Show every line from the data below that includes "storage".

*** Records ***

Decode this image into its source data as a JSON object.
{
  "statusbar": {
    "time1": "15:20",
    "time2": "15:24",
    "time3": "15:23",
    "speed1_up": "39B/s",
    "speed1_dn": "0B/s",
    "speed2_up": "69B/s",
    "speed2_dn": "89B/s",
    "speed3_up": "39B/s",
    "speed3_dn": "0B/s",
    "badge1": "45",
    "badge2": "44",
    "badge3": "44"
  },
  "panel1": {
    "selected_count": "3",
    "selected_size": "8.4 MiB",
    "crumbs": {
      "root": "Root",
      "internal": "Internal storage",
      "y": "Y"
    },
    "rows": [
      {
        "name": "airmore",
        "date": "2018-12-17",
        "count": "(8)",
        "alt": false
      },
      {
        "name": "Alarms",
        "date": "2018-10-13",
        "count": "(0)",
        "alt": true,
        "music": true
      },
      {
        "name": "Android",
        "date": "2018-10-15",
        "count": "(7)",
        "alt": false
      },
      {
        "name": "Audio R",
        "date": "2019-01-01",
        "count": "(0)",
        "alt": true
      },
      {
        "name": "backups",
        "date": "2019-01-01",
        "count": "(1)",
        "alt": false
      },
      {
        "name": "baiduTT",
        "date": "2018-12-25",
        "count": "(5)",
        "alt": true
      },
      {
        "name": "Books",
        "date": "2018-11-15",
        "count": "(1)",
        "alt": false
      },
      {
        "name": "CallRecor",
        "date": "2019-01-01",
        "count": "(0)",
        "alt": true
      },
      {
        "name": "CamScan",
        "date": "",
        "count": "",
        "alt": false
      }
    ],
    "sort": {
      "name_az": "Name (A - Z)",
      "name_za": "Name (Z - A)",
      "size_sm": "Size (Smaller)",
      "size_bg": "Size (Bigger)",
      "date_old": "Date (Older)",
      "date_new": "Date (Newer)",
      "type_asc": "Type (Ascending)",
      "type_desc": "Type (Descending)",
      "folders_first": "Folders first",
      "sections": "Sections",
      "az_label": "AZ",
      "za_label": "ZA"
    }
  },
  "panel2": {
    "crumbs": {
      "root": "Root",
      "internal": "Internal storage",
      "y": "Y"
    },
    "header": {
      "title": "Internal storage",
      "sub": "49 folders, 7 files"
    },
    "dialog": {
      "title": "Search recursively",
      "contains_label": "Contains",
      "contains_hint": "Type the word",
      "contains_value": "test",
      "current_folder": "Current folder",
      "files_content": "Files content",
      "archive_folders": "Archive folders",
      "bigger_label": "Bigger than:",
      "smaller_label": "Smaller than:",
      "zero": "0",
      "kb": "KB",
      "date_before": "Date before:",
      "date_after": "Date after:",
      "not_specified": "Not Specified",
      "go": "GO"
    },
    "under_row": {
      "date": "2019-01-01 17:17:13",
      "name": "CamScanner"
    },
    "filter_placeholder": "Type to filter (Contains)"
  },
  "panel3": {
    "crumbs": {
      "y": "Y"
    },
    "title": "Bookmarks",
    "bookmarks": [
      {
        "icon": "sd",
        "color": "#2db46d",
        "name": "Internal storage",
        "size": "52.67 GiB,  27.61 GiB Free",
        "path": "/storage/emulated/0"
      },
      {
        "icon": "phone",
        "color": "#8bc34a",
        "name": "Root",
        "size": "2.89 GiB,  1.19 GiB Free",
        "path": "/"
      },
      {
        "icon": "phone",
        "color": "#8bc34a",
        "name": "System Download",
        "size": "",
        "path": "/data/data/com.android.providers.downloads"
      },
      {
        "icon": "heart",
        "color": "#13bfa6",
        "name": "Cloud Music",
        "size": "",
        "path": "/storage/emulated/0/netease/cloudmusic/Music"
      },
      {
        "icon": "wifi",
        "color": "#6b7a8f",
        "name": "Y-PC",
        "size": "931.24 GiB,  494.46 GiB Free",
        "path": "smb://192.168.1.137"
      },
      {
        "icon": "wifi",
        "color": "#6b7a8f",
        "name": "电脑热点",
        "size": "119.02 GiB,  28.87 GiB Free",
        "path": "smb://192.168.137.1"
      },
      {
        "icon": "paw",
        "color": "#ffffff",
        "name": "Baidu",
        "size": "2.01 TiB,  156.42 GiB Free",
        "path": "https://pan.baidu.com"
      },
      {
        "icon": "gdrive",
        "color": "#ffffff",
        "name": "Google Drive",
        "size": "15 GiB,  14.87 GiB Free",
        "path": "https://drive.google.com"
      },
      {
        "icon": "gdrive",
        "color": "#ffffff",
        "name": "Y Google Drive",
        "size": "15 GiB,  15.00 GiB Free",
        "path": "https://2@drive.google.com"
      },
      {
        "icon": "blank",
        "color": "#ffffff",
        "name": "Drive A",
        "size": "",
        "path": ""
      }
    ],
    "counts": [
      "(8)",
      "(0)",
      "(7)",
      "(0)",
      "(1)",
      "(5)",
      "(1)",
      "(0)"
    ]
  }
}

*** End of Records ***

▶ Task solution:
      "internal": "Internal storage",
      "internal": "Internal storage",
      "title": "Internal storage",
        "name": "Internal storage",
        "path": "/storage/emulated/0"
        "path": "/storage/emulated/0/netease/cloudmusic/Music"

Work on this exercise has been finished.